Racy, the style. Navels are like 'extinct volcanoes', winks are 'roguish', tongues ''slide' into ears, fingers 'stray wistfully' over abdomens and throats emit 'strangled noises'. There is even some activity of the alleged A1 lay-by kind. The Captain was particularly taken by the liberal use of scent. On an assignation with Roger (naturally), a minister (naturally), Mrs Currie's heroine, Elaine, splashes it between her breasts, below her navel, and on the soles of her feet.
Blimey. This piece of abandon is a new one on Moonlight. But I have led a sheltered life. So I consulted across the gamut of female experience, with Marcelle D'Argy Smith, editor of Cosmopolitan, the market leader in writing about this kind of thing, and with a Mrs C Payne, of Streatham, who has a great deal of hands-on experience. Neither had heard of the practice. Mrs Payne thought it a good idea ('all those smelly feet') but Ms D'Argy Smith was not so sanguine, wondering about the combination of feet, Obsession or some such, and those deodorant pads you put in your shoes. I think I'll pass. She suggested that I should try the Duchess of York, but I'm not quite sure what she meant.
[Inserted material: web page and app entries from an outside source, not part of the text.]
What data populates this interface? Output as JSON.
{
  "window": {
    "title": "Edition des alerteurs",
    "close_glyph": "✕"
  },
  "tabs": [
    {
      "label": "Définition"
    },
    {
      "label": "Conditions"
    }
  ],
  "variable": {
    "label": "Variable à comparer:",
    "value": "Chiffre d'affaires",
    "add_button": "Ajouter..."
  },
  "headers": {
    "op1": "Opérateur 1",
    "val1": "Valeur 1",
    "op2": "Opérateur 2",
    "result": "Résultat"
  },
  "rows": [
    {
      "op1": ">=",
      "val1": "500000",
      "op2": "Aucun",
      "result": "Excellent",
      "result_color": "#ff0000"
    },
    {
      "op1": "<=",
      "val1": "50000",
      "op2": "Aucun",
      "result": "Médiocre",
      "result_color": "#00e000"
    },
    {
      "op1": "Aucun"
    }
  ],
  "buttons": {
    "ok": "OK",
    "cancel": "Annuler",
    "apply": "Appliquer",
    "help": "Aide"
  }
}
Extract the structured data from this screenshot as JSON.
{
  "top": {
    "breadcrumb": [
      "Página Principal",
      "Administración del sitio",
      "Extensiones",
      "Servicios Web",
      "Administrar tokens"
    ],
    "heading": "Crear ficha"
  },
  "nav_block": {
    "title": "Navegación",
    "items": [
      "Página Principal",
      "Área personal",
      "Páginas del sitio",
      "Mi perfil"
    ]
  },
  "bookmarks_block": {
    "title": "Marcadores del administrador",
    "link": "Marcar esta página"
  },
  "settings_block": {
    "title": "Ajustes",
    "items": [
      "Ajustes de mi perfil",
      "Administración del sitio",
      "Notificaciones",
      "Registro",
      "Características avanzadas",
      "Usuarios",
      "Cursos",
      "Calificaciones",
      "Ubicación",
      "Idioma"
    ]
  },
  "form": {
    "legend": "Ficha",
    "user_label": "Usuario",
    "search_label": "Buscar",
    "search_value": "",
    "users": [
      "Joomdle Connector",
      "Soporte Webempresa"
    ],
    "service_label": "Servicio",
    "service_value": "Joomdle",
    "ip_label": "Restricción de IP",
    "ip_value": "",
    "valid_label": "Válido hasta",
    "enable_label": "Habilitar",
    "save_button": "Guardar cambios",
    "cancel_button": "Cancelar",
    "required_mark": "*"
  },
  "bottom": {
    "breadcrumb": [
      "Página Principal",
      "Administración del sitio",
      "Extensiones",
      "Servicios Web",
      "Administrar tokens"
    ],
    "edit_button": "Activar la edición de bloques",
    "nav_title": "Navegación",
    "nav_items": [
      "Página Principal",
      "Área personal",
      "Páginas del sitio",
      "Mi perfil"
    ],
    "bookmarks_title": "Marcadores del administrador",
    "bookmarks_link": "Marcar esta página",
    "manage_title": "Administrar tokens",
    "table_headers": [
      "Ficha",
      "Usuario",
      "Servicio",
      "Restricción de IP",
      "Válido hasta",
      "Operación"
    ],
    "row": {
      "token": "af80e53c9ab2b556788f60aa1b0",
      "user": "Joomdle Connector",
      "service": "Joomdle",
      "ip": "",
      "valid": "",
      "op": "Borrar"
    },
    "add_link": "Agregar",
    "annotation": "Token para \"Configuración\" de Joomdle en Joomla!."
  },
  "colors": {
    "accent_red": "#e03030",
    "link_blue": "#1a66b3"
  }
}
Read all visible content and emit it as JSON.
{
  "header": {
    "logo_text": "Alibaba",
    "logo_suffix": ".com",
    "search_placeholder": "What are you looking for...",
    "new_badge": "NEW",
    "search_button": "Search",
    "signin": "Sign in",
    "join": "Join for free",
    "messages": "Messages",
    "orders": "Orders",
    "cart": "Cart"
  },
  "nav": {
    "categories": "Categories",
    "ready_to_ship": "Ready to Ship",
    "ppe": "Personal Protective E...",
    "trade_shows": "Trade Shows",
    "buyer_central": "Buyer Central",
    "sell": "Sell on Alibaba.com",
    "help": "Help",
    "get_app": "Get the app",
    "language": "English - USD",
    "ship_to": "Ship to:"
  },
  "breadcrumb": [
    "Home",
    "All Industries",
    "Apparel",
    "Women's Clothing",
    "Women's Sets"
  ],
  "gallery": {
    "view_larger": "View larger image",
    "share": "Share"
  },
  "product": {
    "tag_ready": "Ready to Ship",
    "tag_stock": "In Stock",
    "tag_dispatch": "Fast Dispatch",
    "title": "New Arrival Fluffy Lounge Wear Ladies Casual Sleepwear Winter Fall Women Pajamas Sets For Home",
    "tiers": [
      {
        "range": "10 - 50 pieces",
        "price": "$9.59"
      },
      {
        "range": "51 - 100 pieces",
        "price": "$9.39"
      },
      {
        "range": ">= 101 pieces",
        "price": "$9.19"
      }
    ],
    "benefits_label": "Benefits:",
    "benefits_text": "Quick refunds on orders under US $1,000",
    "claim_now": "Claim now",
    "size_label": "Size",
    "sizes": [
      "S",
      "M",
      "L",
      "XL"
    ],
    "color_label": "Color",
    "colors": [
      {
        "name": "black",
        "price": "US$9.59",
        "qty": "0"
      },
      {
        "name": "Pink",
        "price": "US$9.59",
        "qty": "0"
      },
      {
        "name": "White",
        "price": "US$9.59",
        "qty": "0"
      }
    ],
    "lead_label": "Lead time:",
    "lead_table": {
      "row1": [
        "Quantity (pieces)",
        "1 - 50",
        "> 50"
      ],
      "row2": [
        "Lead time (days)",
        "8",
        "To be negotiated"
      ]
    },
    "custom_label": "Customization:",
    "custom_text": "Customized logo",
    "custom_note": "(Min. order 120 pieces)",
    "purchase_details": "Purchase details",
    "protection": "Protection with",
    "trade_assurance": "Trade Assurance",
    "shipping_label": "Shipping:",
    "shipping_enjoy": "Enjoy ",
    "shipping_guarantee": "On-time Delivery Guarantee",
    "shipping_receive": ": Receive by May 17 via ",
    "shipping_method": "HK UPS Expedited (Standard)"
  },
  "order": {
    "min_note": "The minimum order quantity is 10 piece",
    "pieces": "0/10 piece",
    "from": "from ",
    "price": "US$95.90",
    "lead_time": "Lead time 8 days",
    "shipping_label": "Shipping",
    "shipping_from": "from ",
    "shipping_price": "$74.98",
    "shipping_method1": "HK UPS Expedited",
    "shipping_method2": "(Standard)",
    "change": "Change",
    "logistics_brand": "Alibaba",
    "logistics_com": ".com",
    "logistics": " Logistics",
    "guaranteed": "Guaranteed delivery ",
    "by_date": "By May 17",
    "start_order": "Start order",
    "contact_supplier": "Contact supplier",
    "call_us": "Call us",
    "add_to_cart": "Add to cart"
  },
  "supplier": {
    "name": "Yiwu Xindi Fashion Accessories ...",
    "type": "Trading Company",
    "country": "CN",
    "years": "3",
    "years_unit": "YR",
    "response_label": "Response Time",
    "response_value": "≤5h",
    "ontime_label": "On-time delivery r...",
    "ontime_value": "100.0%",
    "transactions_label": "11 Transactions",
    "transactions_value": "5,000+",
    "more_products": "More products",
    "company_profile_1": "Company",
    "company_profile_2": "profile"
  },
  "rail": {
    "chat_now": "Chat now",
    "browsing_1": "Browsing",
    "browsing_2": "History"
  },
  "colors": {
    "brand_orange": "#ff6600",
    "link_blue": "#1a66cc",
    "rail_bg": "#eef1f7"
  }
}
All the best to Edwina, though. This is a woman who has always had her priorities sorted out. Some time ago, one of the Captain's acquaintances approached her for an interview on behalf of Good Housekeeping. In the course of the letter, my friend mentioned that her family and Edwina's were old friends and passed on good wishes. Edwina's agent rang back to say Edwina would be delighted to meet her over lunch at the Commons. And, oh, the fee would be pounds 2,000.Reuse content